- INSTRUCTIONS TO FOLLOW: Scan the entries that follow for the word "Instrumental", then report every line in which it appears.

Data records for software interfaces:
.....

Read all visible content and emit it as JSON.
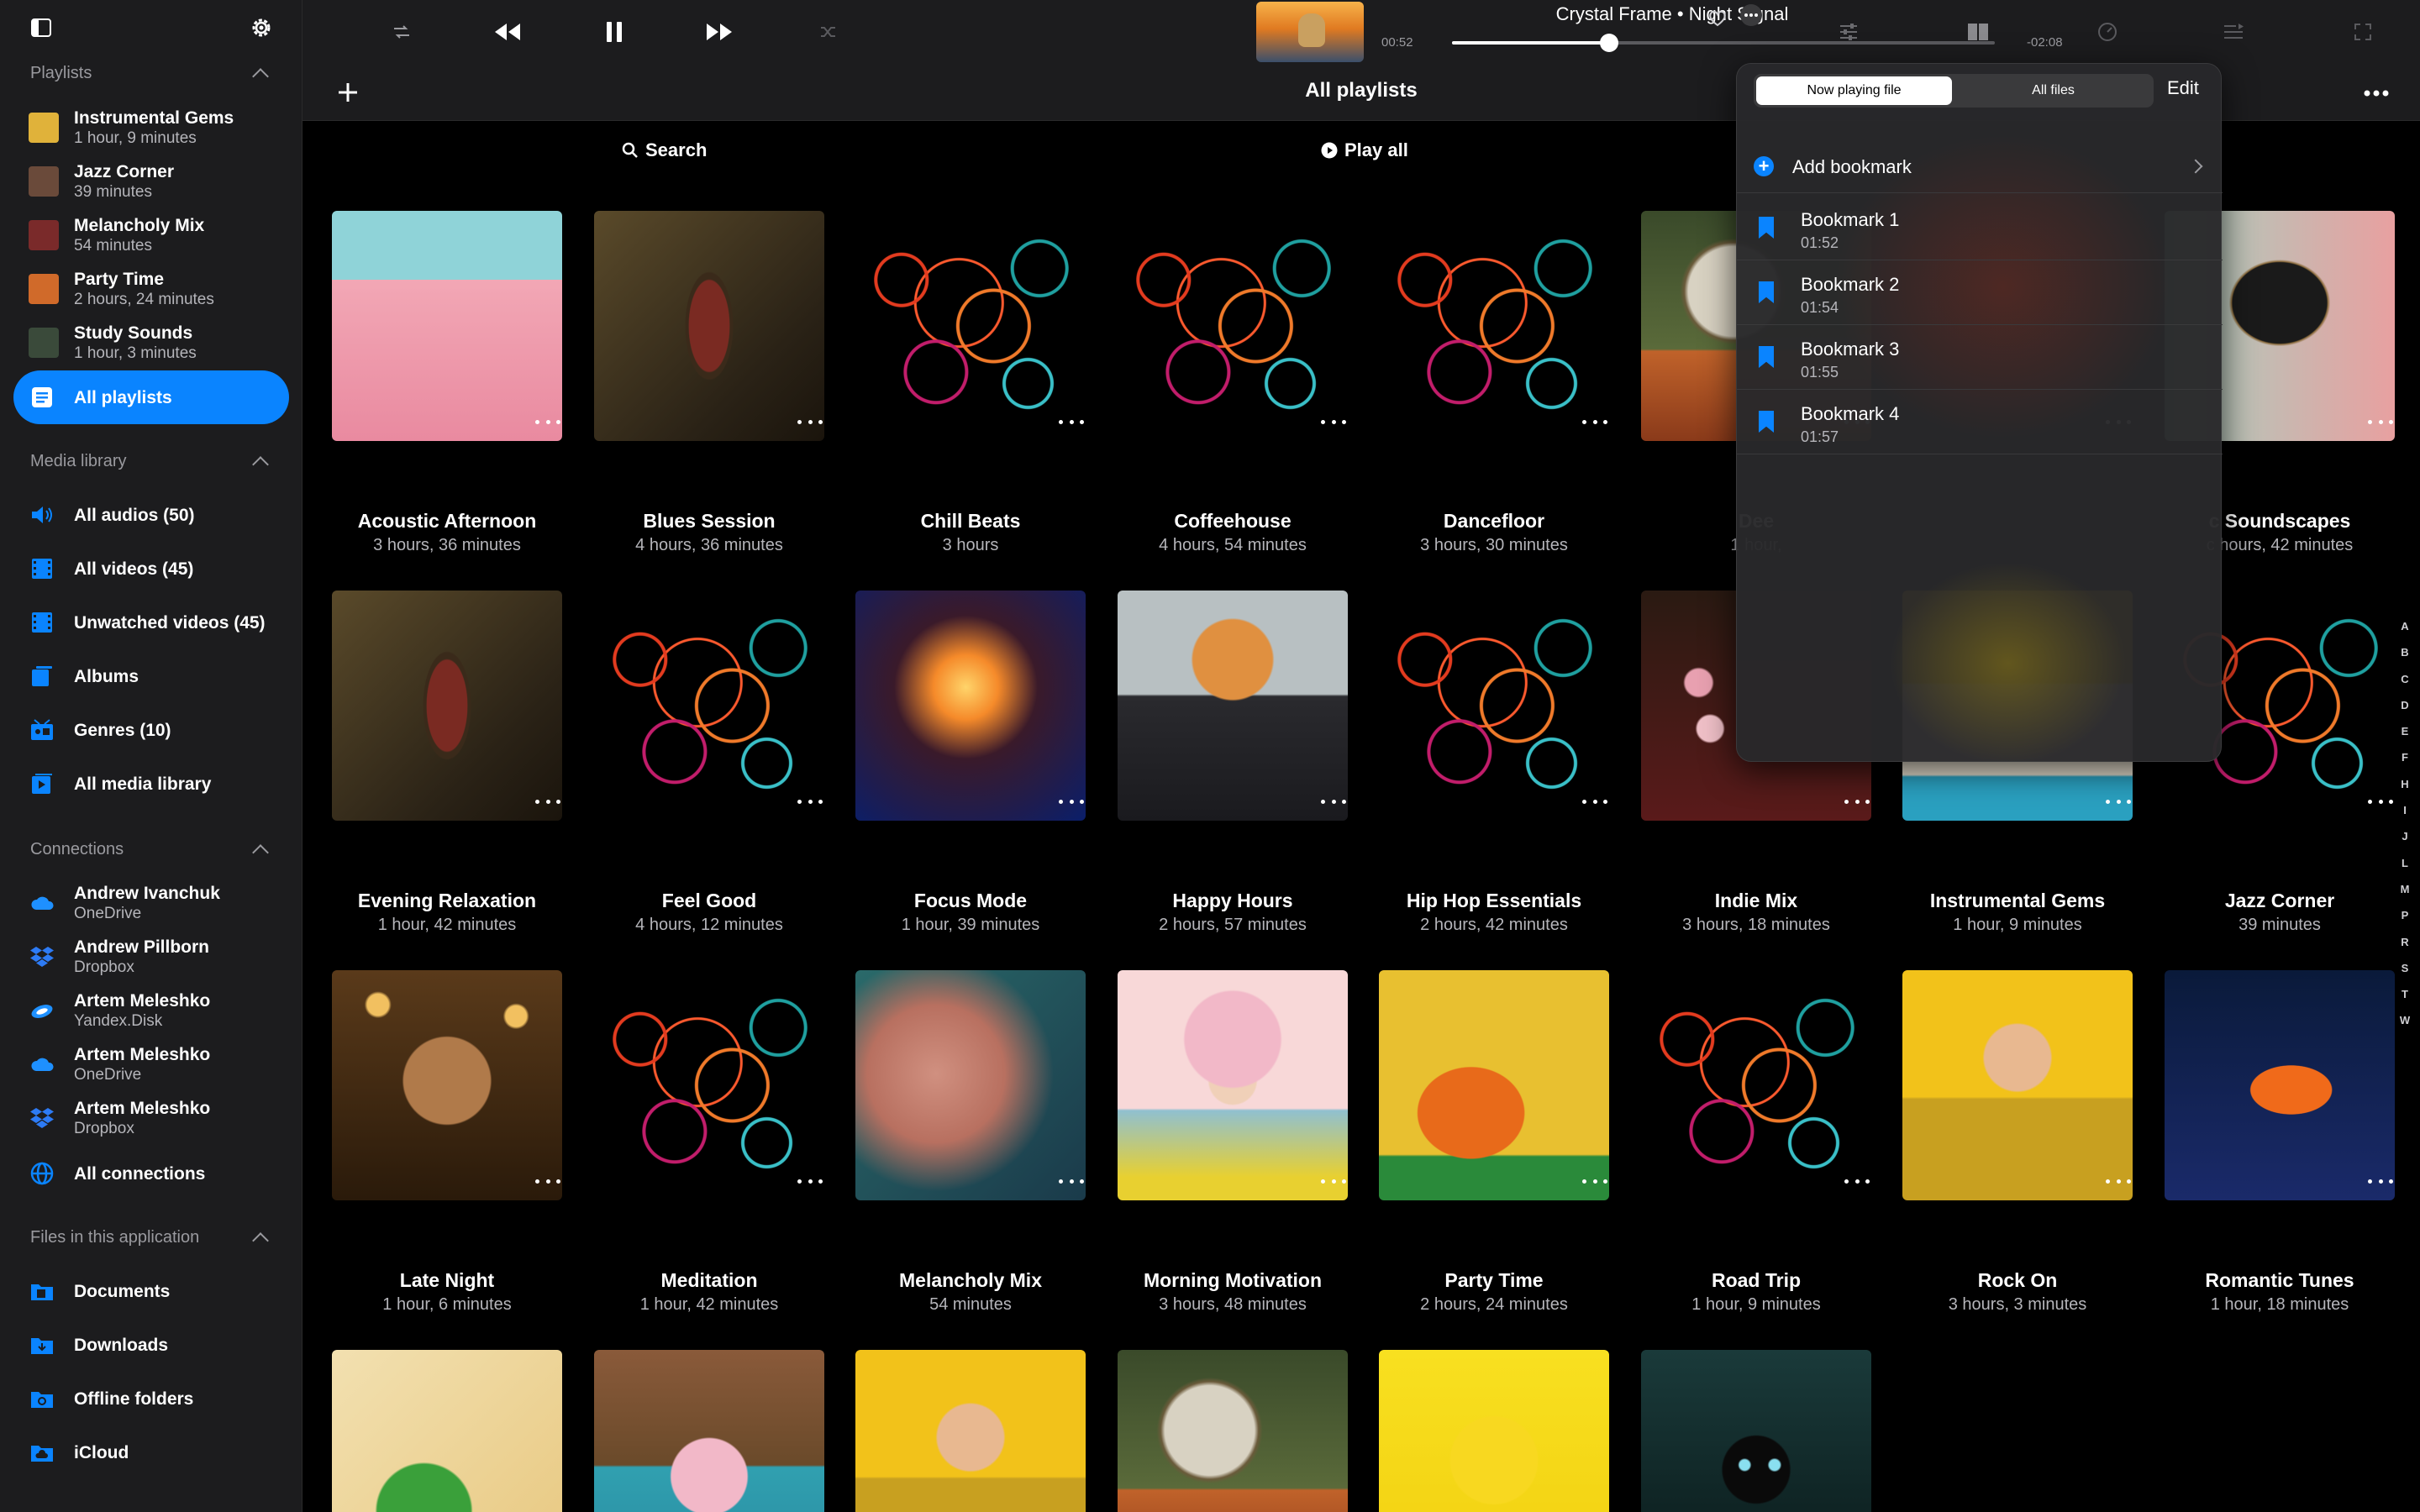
{
  "player": {
    "title": "Crystal Frame • Night Signal",
    "elapsed": "00:52",
    "remaining": "-02:08",
    "progress": 0.29
  },
  "sidebar": {
    "playlists_header": "Playlists",
    "playlists": [
      {
        "title": "Instrumental Gems",
        "sub": "1 hour, 9 minutes",
        "color": "#e0b23a"
      },
      {
        "title": "Jazz Corner",
        "sub": "39 minutes",
        "color": "#6a4a3a"
      },
      {
        "title": "Melancholy Mix",
        "sub": "54 minutes",
        "color": "#7a2a2a"
      },
      {
        "title": "Party Time",
        "sub": "2 hours, 24 minutes",
        "color": "#d06a2a"
      },
      {
        "title": "Study Sounds",
        "sub": "1 hour, 3 minutes",
        "color": "#3a4a3a"
      }
    ],
    "all_playlists": "All playlists",
    "media_header": "Media library",
    "media": [
      {
        "label": "All audios (50)",
        "icon": "speaker-icon"
      },
      {
        "label": "All videos (45)",
        "icon": "film-icon"
      },
      {
        "label": "Unwatched videos (45)",
        "icon": "film-icon"
      },
      {
        "label": "Albums",
        "icon": "albums-icon"
      },
      {
        "label": "Genres (10)",
        "icon": "genres-icon"
      },
      {
        "label": "All media library",
        "icon": "media-library-icon"
      }
    ],
    "connections_header": "Connections",
    "connections": [
      {
        "title": "Andrew Ivanchuk",
        "sub": "OneDrive",
        "icon": "onedrive-icon"
      },
      {
        "title": "Andrew Pillborn",
        "sub": "Dropbox",
        "icon": "dropbox-icon"
      },
      {
        "title": "Artem Meleshko",
        "sub": "Yandex.Disk",
        "icon": "yandex-disk-icon"
      },
      {
        "title": "Artem Meleshko",
        "sub": "OneDrive",
        "icon": "onedrive-icon"
      },
      {
        "title": "Artem Meleshko",
        "sub": "Dropbox",
        "icon": "dropbox-icon"
      }
    ],
    "all_connections": "All connections",
    "files_header": "Files in this application",
    "files": [
      {
        "label": "Documents",
        "icon": "documents-folder-icon"
      },
      {
        "label": "Downloads",
        "icon": "downloads-folder-icon"
      },
      {
        "label": "Offline folders",
        "icon": "offline-folder-icon"
      },
      {
        "label": "iCloud",
        "icon": "icloud-folder-icon"
      }
    ]
  },
  "header": {
    "title": "All playlists",
    "search": "Search",
    "play_all": "Play all"
  },
  "grid": [
    {
      "title": "Acoustic Afternoon",
      "sub": "3 hours, 36 minutes",
      "art": "pink"
    },
    {
      "title": "Blues Session",
      "sub": "4 hours, 36 minutes",
      "art": "switch"
    },
    {
      "title": "Chill Beats",
      "sub": "3 hours",
      "art": "swirl"
    },
    {
      "title": "Coffeehouse",
      "sub": "4 hours, 54 minutes",
      "art": "swirl"
    },
    {
      "title": "Dancefloor",
      "sub": "3 hours, 30 minutes",
      "art": "swirl"
    },
    {
      "title": "Dee",
      "sub": "1 hour,",
      "art": "astronaut"
    },
    {
      "title": "",
      "sub": "",
      "art": "hidden"
    },
    {
      "title": "c Soundscapes",
      "sub": "c hours, 42 minutes",
      "art": "robot"
    },
    {
      "title": "Evening Relaxation",
      "sub": "1 hour, 42 minutes",
      "art": "switch"
    },
    {
      "title": "Feel Good",
      "sub": "4 hours, 12 minutes",
      "art": "swirl"
    },
    {
      "title": "Focus Mode",
      "sub": "1 hour, 39 minutes",
      "art": "bulb"
    },
    {
      "title": "Happy Hours",
      "sub": "2 hours, 57 minutes",
      "art": "cat"
    },
    {
      "title": "Hip Hop Essentials",
      "sub": "2 hours, 42 minutes",
      "art": "swirl"
    },
    {
      "title": "Indie Mix",
      "sub": "3 hours, 18 minutes",
      "art": "flowers"
    },
    {
      "title": "Instrumental Gems",
      "sub": "1 hour, 9 minutes",
      "art": "doctor"
    },
    {
      "title": "Jazz Corner",
      "sub": "39 minutes",
      "art": "swirl"
    },
    {
      "title": "Late Night",
      "sub": "1 hour, 6 minutes",
      "art": "puppy"
    },
    {
      "title": "Meditation",
      "sub": "1 hour, 42 minutes",
      "art": "swirl"
    },
    {
      "title": "Melancholy Mix",
      "sub": "54 minutes",
      "art": "glitter"
    },
    {
      "title": "Morning Motivation",
      "sub": "3 hours, 48 minutes",
      "art": "girl"
    },
    {
      "title": "Party Time",
      "sub": "2 hours, 24 minutes",
      "art": "chair"
    },
    {
      "title": "Road Trip",
      "sub": "1 hour, 9 minutes",
      "art": "swirl"
    },
    {
      "title": "Rock On",
      "sub": "3 hours, 3 minutes",
      "art": "banana"
    },
    {
      "title": "Romantic Tunes",
      "sub": "1 hour, 18 minutes",
      "art": "frog"
    },
    {
      "title": "",
      "sub": "",
      "art": "pow"
    },
    {
      "title": "",
      "sub": "",
      "art": "car"
    },
    {
      "title": "",
      "sub": "",
      "art": "banana"
    },
    {
      "title": "",
      "sub": "",
      "art": "astronaut"
    },
    {
      "title": "",
      "sub": "",
      "art": "duck"
    },
    {
      "title": "",
      "sub": "",
      "art": "hood"
    }
  ],
  "alphabet": [
    "A",
    "B",
    "C",
    "D",
    "E",
    "F",
    "H",
    "I",
    "J",
    "L",
    "M",
    "P",
    "R",
    "S",
    "T",
    "W"
  ],
  "popover": {
    "tab_now": "Now playing file",
    "tab_all": "All files",
    "edit": "Edit",
    "add_bookmark": "Add bookmark",
    "bookmarks": [
      {
        "name": "Bookmark 1",
        "time": "01:52"
      },
      {
        "name": "Bookmark 2",
        "time": "01:54"
      },
      {
        "name": "Bookmark 3",
        "time": "01:55"
      },
      {
        "name": "Bookmark 4",
        "time": "01:57"
      }
    ]
  },
  "colors": {
    "accent": "#0a84ff",
    "sidebar_bg": "#1c1c1e",
    "background": "#000000"
  }
}
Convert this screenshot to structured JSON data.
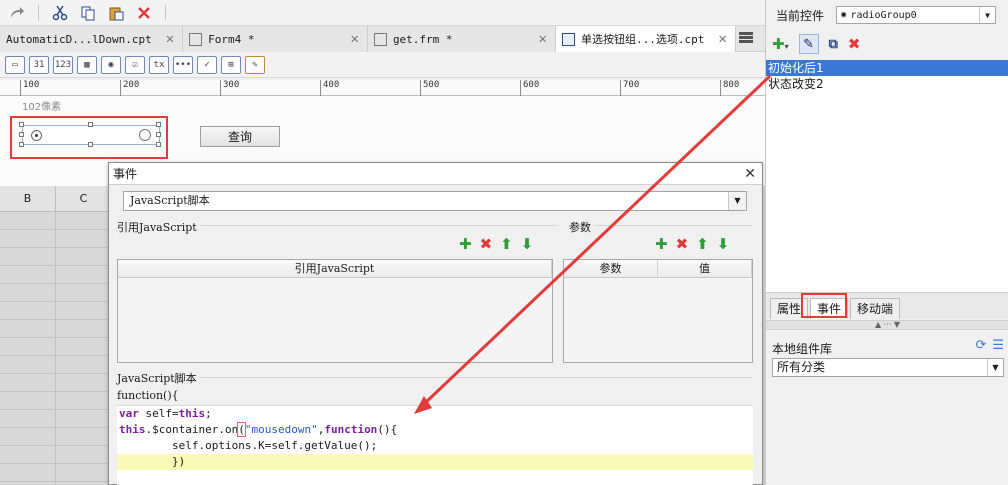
{
  "toolbar": {
    "icons": [
      "redo-icon",
      "cut-icon",
      "copy-icon",
      "paste-icon",
      "delete-icon"
    ]
  },
  "tabs": [
    {
      "label": "AutomaticD...lDown.cpt",
      "active": false
    },
    {
      "label": "Form4 *",
      "active": false
    },
    {
      "label": "get.frm *",
      "active": false
    },
    {
      "label": "单选按钮组...选项.cpt",
      "active": true
    }
  ],
  "ruler": {
    "labels": [
      "100",
      "200",
      "300",
      "400",
      "500",
      "600",
      "700",
      "800"
    ]
  },
  "canvas": {
    "pixel_label": "102像素",
    "query_button": "查询"
  },
  "sheet": {
    "columns": [
      "B",
      "C"
    ]
  },
  "dialog": {
    "title": "事件",
    "type_select": "JavaScript脚本",
    "ref_js_group": "引用JavaScript",
    "ref_js_header": "引用JavaScript",
    "params_group": "参数",
    "params_headers": [
      "参数",
      "值"
    ],
    "script_group": "JavaScript脚本",
    "function_header": "function(){",
    "code": {
      "line1_kw": "var",
      "line1_rest": " self=",
      "line1_kw2": "this",
      "line1_end": ";",
      "line2_kw": "this",
      "line2_a": ".$container.on",
      "line2_paren": "(",
      "line2_str": "\"mousedown\"",
      "line2_b": ",",
      "line2_kw2": "function",
      "line2_c": "(){",
      "line3": "        self.options.K=self.getValue();",
      "line4": "        })"
    }
  },
  "right_pane": {
    "current_widget_label": "当前控件",
    "current_widget_value": "radioGroup0",
    "events": [
      {
        "label": "初始化后1",
        "selected": true
      },
      {
        "label": "状态改变2",
        "selected": false
      }
    ],
    "tabs": [
      "属性",
      "事件",
      "移动端"
    ],
    "active_tab": "事件",
    "library_title": "本地组件库",
    "library_select": "所有分类"
  },
  "colors": {
    "accent": "#3b78d6",
    "annotation": "#e33a3a",
    "add": "#2e9e39",
    "delete": "#e23a3a"
  }
}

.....

- EXERCISE RESULT:
        "title": "Instrumental Gems",
      "title": "Instrumental Gems",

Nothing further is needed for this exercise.